As a kid, I never missed a chance to watch a Japanese monster movie featuring Godzilla paying Tokyo a visit. Godzilla was a no show at last month’s OpenStack Summit in Tokyo, but a new giant did emerge – NFV. Whereas the previous OpenStack Summit (Vancouver in May) was all about containers, the summit in Tokyo witnessed an explosive amount of content and interest around Network Function Virtualization (NFV).
NFV is a network architecture that applies cloud computing concepts to virtualize network functions as building blocks that may be chained together (a.k.a. service function chaining) to provide network services. NFV removes the need for dedicated physical network infrastructure and enables network service providers to attain similar flexibility and scalability benefits enjoyed by web applications providers. Examples include virtualized firewalls, load balancers, network address translation (NAT), and intrusion detection.
The summit in Tokyo featured OpenStack being applied to the service provider networking domain and the realization that networking is critical for real world cloud deployments. Service providers has a much greater presence, and the session schedule included many talks and workshops featuring NFV.
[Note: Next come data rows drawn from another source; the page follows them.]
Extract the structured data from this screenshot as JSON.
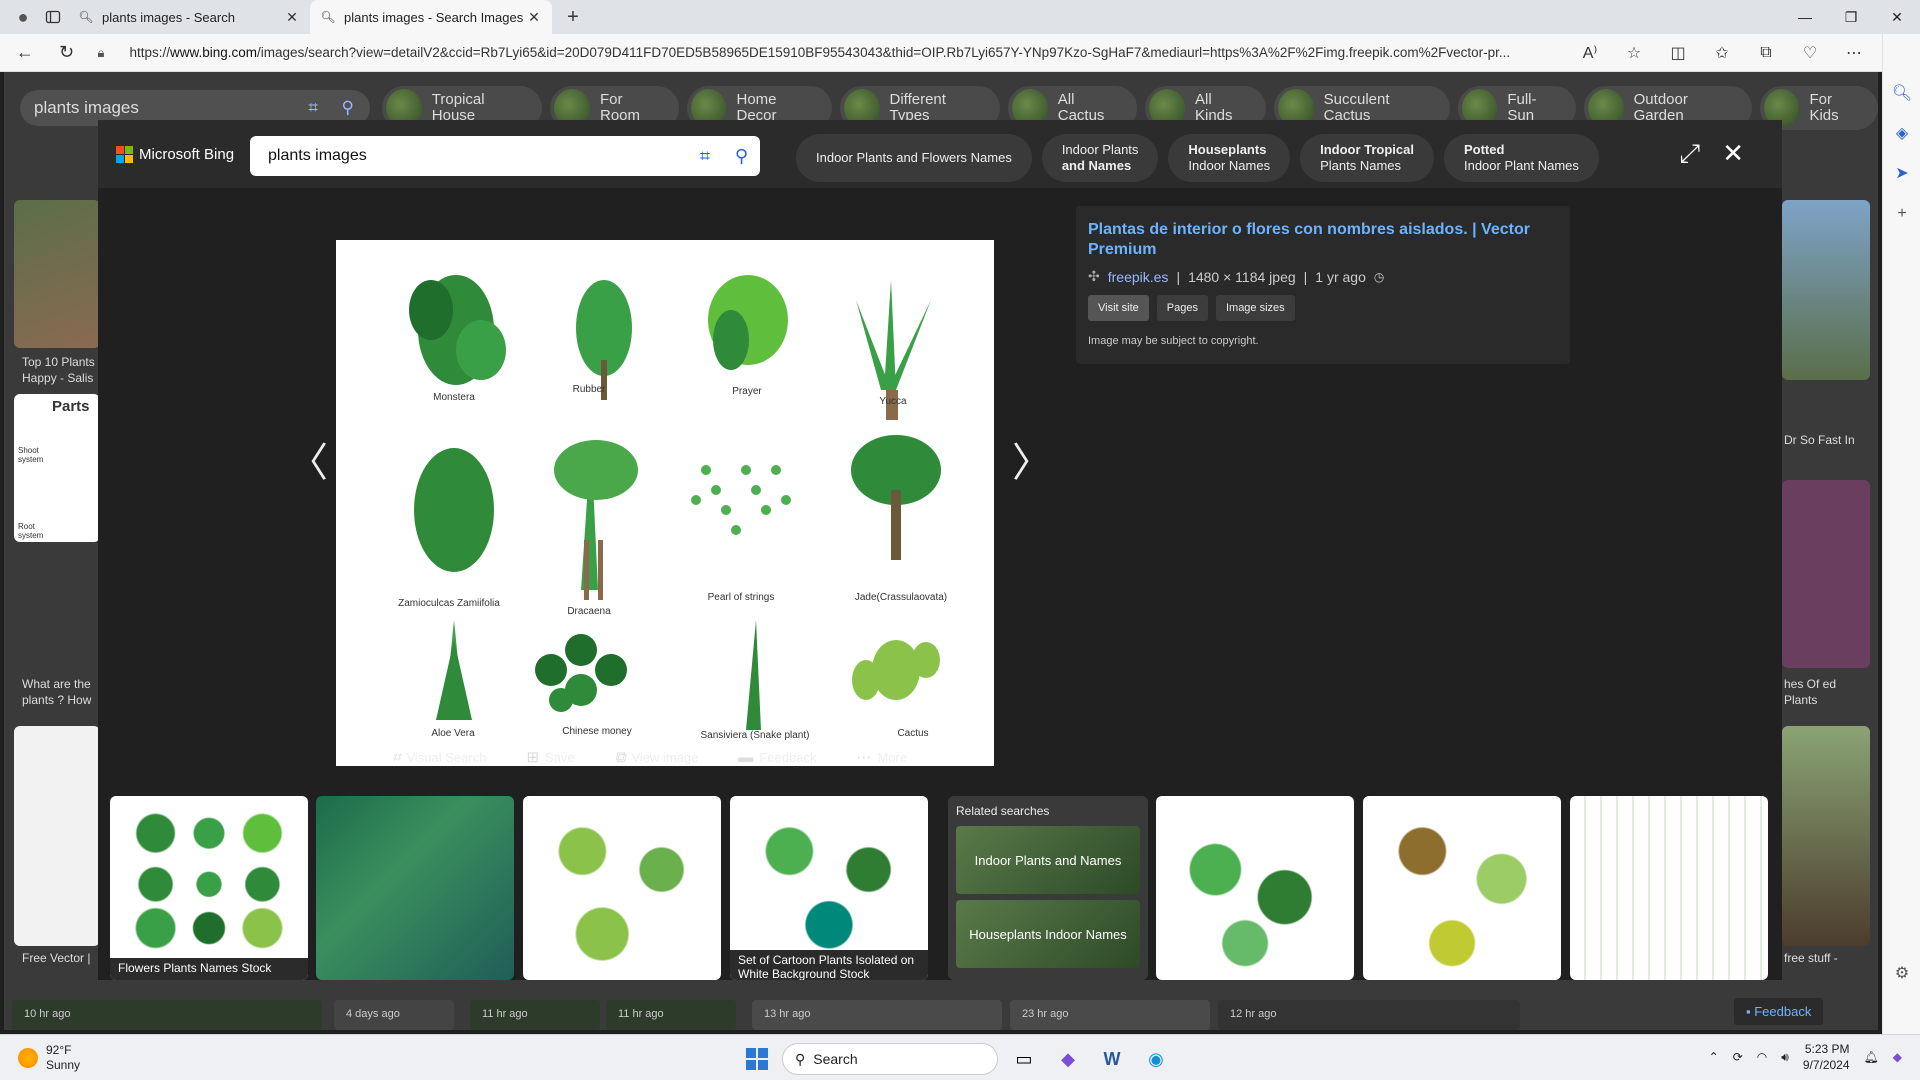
{
  "browser": {
    "tabs": [
      {
        "title": "plants images - Search",
        "active": false
      },
      {
        "title": "plants images - Search Images",
        "active": true
      }
    ],
    "url_prefix": "https://",
    "url_domain": "www.bing.com",
    "url_rest": "/images/search?view=detailV2&ccid=Rb7Lyi65&id=20D079D411FD70ED5B58965DE15910BF95543043&thid=OIP.Rb7Lyi657Y-YNp97Kzo-SgHaF7&mediaurl=https%3A%2F%2Fimg.freepik.com%2Fvector-pr..."
  },
  "page": {
    "search_query": "plants images",
    "pills": [
      "Tropical House",
      "For Room",
      "Home Decor",
      "Different Types",
      "All Cactus",
      "All Kinds",
      "Succulent Cactus",
      "Full-Sun",
      "Outdoor Garden",
      "For Kids"
    ],
    "bg_texts": {
      "t1": "Top 10 Plants Happy - Salis",
      "t2": "What are the plants ? How",
      "t3": "Free Vector |",
      "t4": "Dr So Fast In",
      "t5": "hes Of ed Plants",
      "t6": "free stuff -",
      "parts": "Parts",
      "shoot": "Shoot system",
      "root": "Root system"
    },
    "strip_times": [
      "10 hr ago",
      "4 days ago",
      "11 hr ago",
      "11 hr ago",
      "13 hr ago",
      "23 hr ago",
      "12 hr ago"
    ],
    "feedback": "Feedback"
  },
  "modal": {
    "brand": "Microsoft Bing",
    "search_value": "plants images",
    "related_chips": [
      {
        "line1": "Indoor Plants and Flowers Names",
        "line2": ""
      },
      {
        "line1": "Indoor Plants",
        "line2": "and Names"
      },
      {
        "line1": "Houseplants",
        "line2": "Indoor Names"
      },
      {
        "line1": "Indoor Tropical",
        "line2": "Plants Names"
      },
      {
        "line1": "Potted",
        "line2": "Indoor Plant Names"
      }
    ],
    "image_labels": [
      "Monstera",
      "Rubber",
      "Prayer",
      "Yucca",
      "Zamioculcas Zamiifolia",
      "Dracaena",
      "Pearl of strings",
      "Jade(Crassulaovata)",
      "Aloe Vera",
      "Chinese money",
      "Sansiviera (Snake plant)",
      "Cactus"
    ],
    "info": {
      "title": "Plantas de interior o flores con nombres aislados. | Vector Premium",
      "source": "freepik.es",
      "dims": "1480 × 1184 jpeg",
      "age": "1 yr ago",
      "buttons": [
        "Visit site",
        "Pages",
        "Image sizes"
      ],
      "copyright": "Image may be subject to copyright."
    },
    "actions": [
      "Visual Search",
      "Save",
      "View image",
      "Feedback",
      "More"
    ],
    "thumb_captions": [
      "Flowers Plants Names Stock",
      "Set of Cartoon Plants Isolated on White Background Stock"
    ],
    "related_header": "Related searches",
    "related_items": [
      "Indoor Plants and Names",
      "Houseplants Indoor Names"
    ]
  },
  "taskbar": {
    "temp": "92°F",
    "cond": "Sunny",
    "search_placeholder": "Search",
    "time": "5:23 PM",
    "date": "9/7/2024"
  }
}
For the Liberty release, Neutron, which provides networking as a service) was the most active OpenStack project. Perhaps more importantly, 89% of OpenStack deployments now use neutron networking. As you might expect, Cisco is an active and long time contributor to Neutron and has a great deal to share when it comes to networking. My previous blogpost highlights presentations by myself and others on this topic.
I attended several other sessions that covered new projects, use cases, and real world deployments involving NFV. This presentation from NTT provides a good overview of NFV and their deployment experience with carrier grade NFV services.
Tacker is a relatively new OpenStack project based on the ETSI MANO architectural framework. It aims to provides orchestration for end-to-end virtual network functions.
You can find a complete recap of the OpenStack Summit with links to additional presentations at https://www.openstack.org/summit/tokyo-2015/videos/. For more info about OpenStack at Cisco, check out https://developer.cisco.com/openstack.